Waterfalls are one of nature’s wonders for landscape photography. When I’m in front of a waterfall, I want to get smooth, silky water and motion blur with a long exposure. That can be tricky.
In this article, I’ll share seven tips for breathtaking waterfall photography.
Stay Safe When Photographing Waterfalls
Photographing waterfalls can be a different field. You will find yourself in slippery terrain when learning how to photograph waterfalls. Every rock, leaf, and tree is wet, muddy, or full of moss and lichens. So keep in mind to constantly watch your step.
Depending on the season, water streams and waterfalls can be big and powerful. The moving water can make you lose your balance or drag your equipment away.
The closer you get to a waterfall, the more water spray and airflow there will be. Your camera gear and equipment while capturing the perfect shot.

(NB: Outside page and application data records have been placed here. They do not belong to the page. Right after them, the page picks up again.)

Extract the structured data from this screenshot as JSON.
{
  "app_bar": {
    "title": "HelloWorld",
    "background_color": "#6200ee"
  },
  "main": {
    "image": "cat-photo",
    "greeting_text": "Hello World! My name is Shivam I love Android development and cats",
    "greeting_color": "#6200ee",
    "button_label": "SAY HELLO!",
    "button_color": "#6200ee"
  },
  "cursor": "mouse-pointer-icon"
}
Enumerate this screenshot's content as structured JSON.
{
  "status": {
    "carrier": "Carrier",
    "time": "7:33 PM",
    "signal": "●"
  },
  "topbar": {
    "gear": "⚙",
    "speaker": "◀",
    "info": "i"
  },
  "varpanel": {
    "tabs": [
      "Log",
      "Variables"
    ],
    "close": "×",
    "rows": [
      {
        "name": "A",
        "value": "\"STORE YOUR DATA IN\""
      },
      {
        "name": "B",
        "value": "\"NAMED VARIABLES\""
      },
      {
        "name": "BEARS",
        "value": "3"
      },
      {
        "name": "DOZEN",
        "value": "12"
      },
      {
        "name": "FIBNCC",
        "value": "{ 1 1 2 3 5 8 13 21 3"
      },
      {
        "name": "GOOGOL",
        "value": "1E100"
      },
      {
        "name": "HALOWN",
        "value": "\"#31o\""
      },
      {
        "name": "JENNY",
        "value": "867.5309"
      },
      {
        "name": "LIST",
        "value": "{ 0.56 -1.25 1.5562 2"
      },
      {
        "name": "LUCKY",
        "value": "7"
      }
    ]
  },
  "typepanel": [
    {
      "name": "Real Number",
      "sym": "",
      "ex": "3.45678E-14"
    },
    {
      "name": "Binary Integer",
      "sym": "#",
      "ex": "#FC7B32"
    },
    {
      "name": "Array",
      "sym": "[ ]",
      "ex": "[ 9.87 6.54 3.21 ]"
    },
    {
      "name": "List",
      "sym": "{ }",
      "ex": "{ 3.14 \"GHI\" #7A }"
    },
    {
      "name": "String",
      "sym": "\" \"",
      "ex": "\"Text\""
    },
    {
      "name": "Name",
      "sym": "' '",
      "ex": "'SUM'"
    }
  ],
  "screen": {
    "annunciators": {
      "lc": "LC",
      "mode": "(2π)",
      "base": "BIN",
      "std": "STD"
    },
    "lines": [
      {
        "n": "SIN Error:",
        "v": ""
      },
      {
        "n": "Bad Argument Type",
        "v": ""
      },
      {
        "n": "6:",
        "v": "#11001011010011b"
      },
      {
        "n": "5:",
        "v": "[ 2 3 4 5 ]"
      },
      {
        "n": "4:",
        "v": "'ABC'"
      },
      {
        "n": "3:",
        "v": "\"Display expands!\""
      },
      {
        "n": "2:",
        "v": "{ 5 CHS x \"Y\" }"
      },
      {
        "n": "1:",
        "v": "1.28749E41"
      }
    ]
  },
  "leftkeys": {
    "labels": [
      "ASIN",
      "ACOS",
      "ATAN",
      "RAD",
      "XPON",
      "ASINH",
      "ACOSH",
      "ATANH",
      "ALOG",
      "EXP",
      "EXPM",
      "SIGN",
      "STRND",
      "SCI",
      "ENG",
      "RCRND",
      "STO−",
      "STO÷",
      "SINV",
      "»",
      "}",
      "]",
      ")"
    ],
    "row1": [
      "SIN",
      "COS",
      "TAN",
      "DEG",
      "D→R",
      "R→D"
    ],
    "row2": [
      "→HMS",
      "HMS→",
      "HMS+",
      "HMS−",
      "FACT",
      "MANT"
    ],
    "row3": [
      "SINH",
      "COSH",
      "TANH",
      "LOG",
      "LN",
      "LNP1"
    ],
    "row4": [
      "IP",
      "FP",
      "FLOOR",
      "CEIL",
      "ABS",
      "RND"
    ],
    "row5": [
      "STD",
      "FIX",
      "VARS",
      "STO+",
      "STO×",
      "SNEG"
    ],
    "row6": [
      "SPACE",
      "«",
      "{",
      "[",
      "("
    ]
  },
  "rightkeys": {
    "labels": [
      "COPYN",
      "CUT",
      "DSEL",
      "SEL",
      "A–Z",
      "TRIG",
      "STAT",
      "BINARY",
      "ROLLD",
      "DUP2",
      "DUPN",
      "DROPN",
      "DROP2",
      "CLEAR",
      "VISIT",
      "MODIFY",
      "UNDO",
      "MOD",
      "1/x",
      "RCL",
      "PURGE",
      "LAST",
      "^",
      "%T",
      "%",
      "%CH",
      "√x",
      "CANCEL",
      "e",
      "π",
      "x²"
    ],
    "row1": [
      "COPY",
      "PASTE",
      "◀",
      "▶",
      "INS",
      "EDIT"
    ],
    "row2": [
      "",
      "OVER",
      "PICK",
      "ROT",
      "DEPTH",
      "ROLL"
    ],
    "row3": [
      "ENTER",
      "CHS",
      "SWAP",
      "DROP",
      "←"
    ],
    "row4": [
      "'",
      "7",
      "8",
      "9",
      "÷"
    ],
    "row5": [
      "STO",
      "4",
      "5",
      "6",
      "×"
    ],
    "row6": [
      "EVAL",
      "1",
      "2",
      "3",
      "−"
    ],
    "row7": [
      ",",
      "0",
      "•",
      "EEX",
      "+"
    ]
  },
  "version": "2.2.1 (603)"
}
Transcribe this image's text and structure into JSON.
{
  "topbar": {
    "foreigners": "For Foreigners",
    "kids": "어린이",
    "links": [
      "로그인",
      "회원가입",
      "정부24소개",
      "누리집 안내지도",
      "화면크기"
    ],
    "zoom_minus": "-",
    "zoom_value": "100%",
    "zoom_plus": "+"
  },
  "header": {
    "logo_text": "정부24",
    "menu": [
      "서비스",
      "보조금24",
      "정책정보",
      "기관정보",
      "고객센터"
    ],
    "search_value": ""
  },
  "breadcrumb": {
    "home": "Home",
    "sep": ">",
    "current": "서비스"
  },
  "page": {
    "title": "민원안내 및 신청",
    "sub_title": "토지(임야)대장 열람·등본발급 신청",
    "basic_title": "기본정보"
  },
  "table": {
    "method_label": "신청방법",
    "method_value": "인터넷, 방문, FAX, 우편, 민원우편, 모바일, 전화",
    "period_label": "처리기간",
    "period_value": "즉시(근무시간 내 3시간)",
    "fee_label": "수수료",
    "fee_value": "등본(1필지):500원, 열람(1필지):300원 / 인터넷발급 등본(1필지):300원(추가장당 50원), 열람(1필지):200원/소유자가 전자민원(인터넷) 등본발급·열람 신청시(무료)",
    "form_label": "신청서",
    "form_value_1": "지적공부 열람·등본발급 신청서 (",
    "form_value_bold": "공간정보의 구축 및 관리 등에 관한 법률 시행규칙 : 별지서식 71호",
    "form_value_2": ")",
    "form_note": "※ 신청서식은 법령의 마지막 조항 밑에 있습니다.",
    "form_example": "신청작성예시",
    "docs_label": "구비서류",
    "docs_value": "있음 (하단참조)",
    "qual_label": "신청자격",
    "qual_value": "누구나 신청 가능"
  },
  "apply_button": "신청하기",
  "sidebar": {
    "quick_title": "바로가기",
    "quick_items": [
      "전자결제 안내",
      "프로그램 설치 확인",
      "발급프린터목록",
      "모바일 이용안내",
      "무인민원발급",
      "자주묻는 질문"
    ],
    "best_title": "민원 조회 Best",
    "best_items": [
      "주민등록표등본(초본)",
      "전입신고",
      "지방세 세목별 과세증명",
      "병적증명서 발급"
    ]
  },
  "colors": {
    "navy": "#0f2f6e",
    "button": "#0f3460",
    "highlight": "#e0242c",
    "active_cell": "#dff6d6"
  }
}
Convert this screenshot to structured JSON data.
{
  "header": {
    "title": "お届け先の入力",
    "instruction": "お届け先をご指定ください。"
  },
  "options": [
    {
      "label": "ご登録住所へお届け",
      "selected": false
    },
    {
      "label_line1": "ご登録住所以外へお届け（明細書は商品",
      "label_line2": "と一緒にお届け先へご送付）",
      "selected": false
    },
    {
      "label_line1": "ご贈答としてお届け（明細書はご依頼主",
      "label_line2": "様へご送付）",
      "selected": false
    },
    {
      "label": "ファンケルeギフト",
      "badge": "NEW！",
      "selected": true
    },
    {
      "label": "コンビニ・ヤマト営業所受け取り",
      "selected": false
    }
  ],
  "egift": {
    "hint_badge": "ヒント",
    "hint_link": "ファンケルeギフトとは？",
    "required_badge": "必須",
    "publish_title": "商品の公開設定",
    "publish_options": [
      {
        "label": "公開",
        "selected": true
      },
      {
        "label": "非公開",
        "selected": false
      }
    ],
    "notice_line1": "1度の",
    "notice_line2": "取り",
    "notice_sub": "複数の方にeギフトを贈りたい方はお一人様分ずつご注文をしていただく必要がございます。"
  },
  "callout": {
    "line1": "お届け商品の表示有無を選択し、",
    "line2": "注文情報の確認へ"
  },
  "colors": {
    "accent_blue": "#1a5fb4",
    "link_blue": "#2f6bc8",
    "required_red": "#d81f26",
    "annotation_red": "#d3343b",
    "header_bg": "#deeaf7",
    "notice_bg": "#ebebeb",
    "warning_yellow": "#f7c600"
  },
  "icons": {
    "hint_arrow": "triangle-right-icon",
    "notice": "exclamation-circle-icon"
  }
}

To keep your camera safe, use a plastic bag to protect the front lens or any filters. I found a practical solution with hair shower caps found in hotels. They’re very light and get the job done.
Try Composing Your Shots From the River
It’s an old truth: if you want good photographs, you need to move your feet.
The problem with water photography is that you are moving in wet and slippery terrain. So, before you go in, take all the precautions needed.
You might find a rock in the river that will be great for the foreground or as a platform for your tripod. You can often find a better angle in the river to give your beautiful waterfall photography all the justice it deserves.
Another good reason to wet your feet is the composition. There is a high probability that the waterfall photography composition will work better from the river. You can use the stream itself as an element of interest guiding towards the waterfall.
A good solution, if you don’t like to wet your feet or legs, is to use fishing boots. Some you can even hook to your belt or, even better, overalls. That way you can immerse yourself to your waist.